(Records supplied begins)

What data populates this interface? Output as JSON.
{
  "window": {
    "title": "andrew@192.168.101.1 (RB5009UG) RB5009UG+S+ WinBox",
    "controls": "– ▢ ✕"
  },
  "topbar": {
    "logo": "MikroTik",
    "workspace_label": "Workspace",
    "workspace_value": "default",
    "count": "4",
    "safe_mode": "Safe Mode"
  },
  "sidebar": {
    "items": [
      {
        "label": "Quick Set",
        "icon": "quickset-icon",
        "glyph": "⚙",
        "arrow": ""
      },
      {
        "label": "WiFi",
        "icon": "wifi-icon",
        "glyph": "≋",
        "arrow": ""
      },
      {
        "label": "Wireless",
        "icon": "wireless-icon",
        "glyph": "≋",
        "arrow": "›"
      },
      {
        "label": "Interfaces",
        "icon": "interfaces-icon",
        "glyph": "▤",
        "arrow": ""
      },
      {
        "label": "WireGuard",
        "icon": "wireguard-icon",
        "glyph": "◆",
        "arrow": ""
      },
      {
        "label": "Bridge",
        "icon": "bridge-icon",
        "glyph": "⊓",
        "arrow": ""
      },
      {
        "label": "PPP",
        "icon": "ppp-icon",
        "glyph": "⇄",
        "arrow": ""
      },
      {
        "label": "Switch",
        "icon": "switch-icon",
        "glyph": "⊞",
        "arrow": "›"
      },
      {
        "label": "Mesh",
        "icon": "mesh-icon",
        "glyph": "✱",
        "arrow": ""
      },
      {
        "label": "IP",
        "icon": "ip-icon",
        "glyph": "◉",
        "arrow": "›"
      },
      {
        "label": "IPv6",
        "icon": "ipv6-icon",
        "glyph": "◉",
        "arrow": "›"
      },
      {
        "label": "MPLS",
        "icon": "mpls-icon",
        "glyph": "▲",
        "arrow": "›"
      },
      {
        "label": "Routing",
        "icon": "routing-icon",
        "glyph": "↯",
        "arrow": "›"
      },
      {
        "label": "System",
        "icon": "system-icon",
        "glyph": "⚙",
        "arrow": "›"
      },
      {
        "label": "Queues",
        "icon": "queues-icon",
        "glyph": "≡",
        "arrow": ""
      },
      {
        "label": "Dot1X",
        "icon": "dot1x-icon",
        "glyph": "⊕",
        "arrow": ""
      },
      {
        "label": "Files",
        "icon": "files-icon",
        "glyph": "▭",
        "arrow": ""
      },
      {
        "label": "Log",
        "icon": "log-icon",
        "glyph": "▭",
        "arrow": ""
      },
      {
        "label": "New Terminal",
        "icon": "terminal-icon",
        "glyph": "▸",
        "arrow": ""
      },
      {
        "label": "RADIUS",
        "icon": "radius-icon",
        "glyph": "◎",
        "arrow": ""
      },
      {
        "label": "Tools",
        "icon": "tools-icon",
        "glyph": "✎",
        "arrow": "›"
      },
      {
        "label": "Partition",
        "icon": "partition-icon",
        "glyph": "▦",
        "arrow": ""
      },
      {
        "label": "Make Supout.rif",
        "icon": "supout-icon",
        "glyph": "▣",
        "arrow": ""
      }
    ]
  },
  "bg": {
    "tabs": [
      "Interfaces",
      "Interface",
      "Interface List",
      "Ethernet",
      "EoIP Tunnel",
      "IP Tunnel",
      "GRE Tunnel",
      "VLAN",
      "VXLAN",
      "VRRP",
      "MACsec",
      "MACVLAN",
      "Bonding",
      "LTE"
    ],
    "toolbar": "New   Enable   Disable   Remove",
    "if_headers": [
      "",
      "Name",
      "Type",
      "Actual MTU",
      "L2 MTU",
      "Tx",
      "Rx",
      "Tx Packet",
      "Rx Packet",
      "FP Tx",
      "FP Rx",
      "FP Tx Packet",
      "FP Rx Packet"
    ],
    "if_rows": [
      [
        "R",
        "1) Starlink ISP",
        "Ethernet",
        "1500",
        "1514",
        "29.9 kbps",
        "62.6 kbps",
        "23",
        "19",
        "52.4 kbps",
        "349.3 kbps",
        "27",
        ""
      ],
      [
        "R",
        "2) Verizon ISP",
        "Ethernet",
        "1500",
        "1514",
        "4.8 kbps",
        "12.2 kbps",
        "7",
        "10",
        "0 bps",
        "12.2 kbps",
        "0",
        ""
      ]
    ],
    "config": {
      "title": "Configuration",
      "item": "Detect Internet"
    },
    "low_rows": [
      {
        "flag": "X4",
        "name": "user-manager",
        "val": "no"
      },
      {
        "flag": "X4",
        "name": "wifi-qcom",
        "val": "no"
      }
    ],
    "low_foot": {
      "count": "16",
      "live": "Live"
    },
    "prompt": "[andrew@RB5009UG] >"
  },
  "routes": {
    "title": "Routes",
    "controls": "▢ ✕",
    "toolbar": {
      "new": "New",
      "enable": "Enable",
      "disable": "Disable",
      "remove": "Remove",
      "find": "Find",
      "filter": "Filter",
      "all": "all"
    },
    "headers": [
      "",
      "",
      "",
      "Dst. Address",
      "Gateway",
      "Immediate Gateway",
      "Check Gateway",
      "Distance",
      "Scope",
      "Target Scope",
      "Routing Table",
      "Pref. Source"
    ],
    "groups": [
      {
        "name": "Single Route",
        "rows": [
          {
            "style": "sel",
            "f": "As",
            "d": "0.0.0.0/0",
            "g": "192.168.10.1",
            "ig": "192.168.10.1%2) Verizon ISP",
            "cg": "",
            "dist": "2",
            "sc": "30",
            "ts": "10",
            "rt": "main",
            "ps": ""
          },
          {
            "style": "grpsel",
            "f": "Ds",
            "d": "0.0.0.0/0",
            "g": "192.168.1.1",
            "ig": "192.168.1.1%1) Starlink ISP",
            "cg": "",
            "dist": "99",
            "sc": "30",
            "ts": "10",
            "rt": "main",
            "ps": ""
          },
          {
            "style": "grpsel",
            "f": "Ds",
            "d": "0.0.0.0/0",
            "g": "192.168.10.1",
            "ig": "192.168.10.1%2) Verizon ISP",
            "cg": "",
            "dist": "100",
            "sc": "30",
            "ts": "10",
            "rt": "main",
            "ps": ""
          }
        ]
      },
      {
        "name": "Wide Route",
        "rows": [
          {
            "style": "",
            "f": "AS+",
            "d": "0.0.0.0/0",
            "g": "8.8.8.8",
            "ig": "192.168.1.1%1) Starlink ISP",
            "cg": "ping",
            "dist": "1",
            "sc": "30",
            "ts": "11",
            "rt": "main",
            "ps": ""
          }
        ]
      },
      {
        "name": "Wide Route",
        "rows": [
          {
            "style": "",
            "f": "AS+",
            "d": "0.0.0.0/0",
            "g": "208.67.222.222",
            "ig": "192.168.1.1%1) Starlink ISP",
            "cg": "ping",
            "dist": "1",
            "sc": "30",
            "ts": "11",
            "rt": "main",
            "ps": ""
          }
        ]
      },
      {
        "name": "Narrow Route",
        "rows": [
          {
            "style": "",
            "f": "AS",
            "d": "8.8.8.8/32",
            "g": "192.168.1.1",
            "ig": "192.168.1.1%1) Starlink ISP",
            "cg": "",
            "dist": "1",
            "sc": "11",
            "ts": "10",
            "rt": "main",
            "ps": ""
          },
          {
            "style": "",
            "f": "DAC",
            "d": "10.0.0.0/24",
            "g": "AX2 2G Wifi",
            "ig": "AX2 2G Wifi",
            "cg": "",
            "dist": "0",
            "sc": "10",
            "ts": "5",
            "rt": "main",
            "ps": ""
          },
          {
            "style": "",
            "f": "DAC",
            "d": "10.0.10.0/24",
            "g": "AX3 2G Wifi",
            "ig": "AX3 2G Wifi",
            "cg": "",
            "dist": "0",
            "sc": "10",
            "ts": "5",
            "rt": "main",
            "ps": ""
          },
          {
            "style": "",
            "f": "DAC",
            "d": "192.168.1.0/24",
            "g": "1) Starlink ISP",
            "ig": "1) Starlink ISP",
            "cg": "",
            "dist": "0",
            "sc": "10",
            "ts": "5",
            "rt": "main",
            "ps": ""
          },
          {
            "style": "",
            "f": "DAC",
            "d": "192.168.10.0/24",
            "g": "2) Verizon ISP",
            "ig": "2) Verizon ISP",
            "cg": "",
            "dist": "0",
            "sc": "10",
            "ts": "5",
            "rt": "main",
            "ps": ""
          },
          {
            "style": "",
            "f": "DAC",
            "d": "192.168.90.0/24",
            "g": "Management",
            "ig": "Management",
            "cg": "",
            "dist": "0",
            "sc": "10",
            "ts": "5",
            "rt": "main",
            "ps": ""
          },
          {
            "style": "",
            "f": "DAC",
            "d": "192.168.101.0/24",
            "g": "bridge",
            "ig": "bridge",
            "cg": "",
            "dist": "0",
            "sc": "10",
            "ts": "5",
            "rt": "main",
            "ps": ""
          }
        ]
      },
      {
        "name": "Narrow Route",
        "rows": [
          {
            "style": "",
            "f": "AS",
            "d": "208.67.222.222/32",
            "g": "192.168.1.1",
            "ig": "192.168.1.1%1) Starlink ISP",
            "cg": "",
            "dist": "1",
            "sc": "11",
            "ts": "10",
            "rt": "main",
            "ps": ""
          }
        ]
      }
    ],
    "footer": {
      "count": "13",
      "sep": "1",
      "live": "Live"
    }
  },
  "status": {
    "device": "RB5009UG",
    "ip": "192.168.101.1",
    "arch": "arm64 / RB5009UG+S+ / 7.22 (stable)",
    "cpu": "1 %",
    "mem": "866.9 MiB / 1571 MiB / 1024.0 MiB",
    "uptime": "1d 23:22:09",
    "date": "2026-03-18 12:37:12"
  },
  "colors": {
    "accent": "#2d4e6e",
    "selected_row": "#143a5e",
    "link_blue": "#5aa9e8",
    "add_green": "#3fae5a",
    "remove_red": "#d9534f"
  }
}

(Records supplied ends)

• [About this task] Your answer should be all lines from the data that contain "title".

• [Task solution]
    "title": "andrew@192.168.101.1 (RB5009UG) RB5009UG+S+ WinBox",
      "title": "Configuration",
    "title": "Routes",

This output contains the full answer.